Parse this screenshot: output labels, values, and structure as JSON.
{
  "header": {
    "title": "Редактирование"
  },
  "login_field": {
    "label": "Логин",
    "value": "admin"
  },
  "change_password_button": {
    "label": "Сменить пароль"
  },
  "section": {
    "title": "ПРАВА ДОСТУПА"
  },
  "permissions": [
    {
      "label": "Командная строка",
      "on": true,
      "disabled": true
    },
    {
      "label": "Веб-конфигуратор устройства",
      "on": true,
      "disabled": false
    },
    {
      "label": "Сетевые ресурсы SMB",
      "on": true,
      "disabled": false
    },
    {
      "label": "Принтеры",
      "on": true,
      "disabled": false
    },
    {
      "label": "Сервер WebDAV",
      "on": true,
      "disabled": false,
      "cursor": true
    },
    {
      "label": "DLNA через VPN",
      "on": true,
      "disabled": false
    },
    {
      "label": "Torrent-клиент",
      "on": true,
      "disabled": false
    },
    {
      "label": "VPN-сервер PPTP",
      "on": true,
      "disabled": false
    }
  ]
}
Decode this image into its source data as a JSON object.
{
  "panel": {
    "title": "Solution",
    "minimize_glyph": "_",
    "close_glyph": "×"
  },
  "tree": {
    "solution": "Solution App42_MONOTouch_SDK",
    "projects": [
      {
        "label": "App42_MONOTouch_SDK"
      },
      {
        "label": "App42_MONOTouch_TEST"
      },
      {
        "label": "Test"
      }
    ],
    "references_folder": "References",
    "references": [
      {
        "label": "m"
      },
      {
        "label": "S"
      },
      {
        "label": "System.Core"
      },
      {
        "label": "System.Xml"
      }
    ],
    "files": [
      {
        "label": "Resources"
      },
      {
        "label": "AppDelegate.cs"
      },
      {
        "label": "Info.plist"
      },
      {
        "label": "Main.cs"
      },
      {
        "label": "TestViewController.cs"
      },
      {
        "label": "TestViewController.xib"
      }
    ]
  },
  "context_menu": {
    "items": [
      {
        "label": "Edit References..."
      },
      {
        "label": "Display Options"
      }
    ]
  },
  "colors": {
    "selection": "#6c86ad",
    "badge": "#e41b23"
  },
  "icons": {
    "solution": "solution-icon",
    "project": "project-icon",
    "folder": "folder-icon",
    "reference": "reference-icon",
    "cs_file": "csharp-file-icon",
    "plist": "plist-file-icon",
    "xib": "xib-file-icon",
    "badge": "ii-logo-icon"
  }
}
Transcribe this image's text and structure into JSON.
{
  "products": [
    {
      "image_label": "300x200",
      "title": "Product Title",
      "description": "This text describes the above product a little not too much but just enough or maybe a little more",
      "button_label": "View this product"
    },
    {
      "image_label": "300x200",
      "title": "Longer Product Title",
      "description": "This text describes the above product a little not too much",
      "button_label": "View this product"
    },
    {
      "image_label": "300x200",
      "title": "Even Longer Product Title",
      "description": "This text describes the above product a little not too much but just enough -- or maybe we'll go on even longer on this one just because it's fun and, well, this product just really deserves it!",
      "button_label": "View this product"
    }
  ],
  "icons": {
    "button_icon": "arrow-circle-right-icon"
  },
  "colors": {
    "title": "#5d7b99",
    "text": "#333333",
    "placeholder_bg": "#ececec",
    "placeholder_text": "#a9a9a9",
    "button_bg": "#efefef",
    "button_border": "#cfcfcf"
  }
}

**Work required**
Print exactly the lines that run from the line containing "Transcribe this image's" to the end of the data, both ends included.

**Solution for this task**
Transcribe this image's text and structure into JSON.
{
  "products": [
    {
      "image_label": "300x200",
      "title": "Product Title",
      "description": "This text describes the above product a little not too much but just enough or maybe a little more",
      "button_label": "View this product"
    },
    {
      "image_label": "300x200",
      "title": "Longer Product Title",
      "description": "This text describes the above product a little not too much",
      "button_label": "View this product"
    },
    {
      "image_label": "300x200",
      "title": "Even Longer Product Title",
      "description": "This text describes the above product a little not too much but just enough -- or maybe we'll go on even longer on this one just because it's fun and, well, this product just really deserves it!",
      "button_label": "View this product"
    }
  ],
  "icons": {
    "button_icon": "arrow-circle-right-icon"
  },
  "colors": {
    "title": "#5d7b99",
    "text": "#333333",
    "placeholder_bg": "#ececec",
    "placeholder_text": "#a9a9a9",
    "button_bg": "#efefef",
    "button_border": "#cfcfcf"
  }
}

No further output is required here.